* Action item
Look for "Google" in each line of the records, and copy the lines that have it.

App and web page records
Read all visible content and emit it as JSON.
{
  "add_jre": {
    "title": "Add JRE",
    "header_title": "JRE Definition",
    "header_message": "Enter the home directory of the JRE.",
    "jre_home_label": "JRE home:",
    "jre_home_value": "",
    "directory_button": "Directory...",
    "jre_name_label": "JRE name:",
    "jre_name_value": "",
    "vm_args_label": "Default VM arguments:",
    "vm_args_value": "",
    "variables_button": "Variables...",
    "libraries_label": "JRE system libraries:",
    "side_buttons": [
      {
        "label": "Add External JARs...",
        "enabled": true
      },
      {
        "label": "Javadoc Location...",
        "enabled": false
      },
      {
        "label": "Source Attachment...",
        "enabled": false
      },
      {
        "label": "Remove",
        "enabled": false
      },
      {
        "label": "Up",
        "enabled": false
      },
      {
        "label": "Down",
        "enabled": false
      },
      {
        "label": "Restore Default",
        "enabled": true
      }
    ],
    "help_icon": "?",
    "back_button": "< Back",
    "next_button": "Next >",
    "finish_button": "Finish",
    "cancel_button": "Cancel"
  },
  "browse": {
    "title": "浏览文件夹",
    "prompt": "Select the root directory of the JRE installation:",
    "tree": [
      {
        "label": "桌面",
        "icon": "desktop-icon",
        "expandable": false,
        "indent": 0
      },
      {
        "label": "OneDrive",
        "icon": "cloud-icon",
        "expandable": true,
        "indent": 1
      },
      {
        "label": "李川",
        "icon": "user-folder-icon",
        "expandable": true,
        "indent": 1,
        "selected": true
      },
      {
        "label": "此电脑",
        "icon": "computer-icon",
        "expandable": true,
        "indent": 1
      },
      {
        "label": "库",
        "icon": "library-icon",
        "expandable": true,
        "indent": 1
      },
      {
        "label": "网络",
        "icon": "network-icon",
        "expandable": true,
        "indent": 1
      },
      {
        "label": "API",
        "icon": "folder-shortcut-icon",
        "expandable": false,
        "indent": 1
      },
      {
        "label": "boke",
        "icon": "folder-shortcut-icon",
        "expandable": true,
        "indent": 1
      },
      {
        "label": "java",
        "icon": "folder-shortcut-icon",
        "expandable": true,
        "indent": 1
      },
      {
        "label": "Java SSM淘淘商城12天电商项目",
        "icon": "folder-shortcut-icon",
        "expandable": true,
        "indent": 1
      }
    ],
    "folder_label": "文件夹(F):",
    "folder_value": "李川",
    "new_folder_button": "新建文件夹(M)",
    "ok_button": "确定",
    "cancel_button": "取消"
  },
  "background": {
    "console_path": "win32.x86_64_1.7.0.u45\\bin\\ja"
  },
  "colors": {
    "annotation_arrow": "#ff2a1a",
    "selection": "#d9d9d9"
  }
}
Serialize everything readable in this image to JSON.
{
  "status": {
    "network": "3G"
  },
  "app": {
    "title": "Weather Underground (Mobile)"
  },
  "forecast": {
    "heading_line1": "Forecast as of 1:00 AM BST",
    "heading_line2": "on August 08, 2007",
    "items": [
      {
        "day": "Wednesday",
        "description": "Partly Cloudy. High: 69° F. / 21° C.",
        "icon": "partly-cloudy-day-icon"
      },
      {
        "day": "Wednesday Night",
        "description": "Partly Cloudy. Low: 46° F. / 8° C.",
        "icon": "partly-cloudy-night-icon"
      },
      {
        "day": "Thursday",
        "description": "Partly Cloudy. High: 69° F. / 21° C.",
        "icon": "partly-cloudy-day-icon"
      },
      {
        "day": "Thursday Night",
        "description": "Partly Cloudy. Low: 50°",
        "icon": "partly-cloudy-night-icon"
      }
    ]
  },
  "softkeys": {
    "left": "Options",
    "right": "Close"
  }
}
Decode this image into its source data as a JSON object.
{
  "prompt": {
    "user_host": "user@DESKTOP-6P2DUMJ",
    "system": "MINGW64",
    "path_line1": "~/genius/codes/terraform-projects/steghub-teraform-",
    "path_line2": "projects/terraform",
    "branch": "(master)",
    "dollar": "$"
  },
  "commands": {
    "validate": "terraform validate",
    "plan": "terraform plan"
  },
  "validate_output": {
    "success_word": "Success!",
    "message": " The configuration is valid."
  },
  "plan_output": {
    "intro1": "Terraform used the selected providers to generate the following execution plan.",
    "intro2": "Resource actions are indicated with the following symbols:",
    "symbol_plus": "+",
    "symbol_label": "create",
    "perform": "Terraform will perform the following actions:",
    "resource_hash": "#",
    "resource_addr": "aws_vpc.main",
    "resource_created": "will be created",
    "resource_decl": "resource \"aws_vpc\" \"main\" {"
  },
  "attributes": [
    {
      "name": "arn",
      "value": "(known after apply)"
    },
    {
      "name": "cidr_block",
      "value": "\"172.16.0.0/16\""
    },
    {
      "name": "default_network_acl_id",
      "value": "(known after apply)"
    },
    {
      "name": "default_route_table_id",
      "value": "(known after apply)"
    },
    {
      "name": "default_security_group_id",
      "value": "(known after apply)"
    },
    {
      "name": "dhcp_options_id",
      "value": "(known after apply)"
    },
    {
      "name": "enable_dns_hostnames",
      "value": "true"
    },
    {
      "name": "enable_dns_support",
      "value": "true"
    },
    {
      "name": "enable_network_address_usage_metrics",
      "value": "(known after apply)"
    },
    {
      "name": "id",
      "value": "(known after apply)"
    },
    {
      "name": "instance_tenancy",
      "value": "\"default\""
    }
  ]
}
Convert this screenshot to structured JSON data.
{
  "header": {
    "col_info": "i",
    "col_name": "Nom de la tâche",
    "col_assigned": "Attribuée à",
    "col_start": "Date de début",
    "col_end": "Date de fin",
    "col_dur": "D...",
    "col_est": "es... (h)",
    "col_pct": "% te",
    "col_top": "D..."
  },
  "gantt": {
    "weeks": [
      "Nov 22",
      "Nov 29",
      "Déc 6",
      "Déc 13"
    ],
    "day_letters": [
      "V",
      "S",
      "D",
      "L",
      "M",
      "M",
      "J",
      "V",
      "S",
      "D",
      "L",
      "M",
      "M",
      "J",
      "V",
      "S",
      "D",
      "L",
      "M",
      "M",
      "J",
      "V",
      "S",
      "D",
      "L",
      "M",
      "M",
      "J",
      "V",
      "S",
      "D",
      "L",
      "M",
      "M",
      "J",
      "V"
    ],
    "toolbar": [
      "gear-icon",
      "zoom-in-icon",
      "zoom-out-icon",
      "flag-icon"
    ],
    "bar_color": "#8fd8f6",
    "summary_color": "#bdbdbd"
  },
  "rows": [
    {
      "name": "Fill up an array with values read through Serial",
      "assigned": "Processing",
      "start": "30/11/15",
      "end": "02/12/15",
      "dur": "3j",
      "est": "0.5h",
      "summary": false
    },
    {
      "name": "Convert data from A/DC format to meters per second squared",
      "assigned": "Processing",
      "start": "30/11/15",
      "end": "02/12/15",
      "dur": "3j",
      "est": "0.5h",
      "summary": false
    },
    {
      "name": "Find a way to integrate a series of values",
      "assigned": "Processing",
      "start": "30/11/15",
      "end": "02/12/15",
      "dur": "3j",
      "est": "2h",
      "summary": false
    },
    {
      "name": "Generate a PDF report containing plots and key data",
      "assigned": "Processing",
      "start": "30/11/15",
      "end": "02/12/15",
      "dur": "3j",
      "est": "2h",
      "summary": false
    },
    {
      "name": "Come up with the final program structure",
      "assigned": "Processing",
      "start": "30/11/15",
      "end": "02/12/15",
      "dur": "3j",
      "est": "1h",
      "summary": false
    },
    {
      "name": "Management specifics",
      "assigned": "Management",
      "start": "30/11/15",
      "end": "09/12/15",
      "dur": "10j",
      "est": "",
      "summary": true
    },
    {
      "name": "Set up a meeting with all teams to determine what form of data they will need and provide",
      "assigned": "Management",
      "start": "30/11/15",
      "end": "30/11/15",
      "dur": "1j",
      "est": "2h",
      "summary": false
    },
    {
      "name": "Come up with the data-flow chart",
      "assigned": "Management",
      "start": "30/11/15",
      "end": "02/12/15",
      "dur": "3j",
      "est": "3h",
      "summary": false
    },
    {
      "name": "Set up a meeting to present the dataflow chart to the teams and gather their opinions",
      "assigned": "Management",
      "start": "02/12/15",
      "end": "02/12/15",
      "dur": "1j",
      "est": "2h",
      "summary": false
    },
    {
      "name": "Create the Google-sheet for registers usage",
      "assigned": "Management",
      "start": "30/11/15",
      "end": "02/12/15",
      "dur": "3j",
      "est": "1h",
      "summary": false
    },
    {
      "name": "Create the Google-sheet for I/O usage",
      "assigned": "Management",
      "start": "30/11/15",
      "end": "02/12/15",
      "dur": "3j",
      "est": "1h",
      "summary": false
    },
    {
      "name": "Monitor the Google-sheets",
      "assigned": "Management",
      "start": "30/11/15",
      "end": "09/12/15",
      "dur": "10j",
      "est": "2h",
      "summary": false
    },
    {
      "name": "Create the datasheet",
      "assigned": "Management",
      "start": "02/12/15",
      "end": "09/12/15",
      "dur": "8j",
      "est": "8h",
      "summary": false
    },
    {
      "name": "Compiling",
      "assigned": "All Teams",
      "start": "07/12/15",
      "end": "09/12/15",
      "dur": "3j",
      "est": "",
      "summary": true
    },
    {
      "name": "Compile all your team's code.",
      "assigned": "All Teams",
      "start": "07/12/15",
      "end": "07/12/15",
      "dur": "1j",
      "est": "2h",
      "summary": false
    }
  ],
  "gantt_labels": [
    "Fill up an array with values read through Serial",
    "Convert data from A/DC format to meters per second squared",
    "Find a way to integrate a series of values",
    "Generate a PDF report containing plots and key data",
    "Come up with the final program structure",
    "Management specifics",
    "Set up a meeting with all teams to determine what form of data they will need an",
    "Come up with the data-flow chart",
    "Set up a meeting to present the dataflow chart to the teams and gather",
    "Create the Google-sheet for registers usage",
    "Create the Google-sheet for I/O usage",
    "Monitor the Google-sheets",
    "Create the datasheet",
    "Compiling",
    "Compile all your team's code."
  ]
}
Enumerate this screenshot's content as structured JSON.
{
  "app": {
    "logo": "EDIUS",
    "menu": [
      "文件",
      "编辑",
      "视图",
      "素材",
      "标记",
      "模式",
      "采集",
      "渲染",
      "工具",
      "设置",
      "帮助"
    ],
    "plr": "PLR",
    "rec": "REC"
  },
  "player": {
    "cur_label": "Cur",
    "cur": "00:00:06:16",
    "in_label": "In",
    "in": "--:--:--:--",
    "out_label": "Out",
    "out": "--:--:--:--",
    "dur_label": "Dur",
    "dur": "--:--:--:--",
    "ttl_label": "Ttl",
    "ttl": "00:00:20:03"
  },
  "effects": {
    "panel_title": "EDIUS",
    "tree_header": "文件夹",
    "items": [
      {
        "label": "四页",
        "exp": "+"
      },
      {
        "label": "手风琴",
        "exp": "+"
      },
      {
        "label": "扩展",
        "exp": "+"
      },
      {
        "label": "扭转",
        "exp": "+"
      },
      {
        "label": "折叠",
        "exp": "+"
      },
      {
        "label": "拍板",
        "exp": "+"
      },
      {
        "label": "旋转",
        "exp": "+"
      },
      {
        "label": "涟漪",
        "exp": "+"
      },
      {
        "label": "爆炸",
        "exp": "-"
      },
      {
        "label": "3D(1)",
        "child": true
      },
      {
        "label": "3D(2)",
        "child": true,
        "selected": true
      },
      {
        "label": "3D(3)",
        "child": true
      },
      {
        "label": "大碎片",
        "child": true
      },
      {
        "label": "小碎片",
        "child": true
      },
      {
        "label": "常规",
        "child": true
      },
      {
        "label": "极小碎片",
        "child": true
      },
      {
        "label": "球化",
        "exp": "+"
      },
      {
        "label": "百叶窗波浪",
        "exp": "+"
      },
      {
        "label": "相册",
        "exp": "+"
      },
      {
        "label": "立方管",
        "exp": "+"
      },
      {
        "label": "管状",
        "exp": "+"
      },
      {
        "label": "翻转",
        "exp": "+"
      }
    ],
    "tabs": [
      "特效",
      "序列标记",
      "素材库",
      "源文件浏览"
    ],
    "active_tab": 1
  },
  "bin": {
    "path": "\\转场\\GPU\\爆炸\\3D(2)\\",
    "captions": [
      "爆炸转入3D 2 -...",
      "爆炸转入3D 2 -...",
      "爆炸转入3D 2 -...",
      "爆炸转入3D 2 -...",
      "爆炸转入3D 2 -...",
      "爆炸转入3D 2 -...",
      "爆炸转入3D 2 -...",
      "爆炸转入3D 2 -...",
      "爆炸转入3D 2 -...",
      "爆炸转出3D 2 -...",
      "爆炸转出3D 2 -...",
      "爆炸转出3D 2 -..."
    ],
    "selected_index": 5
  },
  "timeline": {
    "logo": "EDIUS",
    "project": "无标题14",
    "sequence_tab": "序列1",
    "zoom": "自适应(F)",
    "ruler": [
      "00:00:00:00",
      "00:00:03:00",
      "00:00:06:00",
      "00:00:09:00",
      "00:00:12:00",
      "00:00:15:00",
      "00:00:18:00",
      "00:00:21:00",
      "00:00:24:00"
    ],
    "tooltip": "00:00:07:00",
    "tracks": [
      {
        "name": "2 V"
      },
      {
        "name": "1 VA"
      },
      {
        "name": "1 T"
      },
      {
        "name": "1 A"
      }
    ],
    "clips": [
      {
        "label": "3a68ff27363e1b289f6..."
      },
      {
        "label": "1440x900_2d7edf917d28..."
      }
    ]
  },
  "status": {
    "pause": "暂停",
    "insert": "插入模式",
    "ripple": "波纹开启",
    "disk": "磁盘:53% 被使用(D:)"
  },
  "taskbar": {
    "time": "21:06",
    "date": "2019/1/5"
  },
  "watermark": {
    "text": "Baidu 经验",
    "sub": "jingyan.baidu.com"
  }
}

* Result of this exercise
      "name": "Create the Google-sheet for registers usage",
      "name": "Create the Google-sheet for I/O usage",
      "name": "Monitor the Google-sheets",
    "Create the Google-sheet for registers usage",
    "Create the Google-sheet for I/O usage",
    "Monitor the Google-sheets",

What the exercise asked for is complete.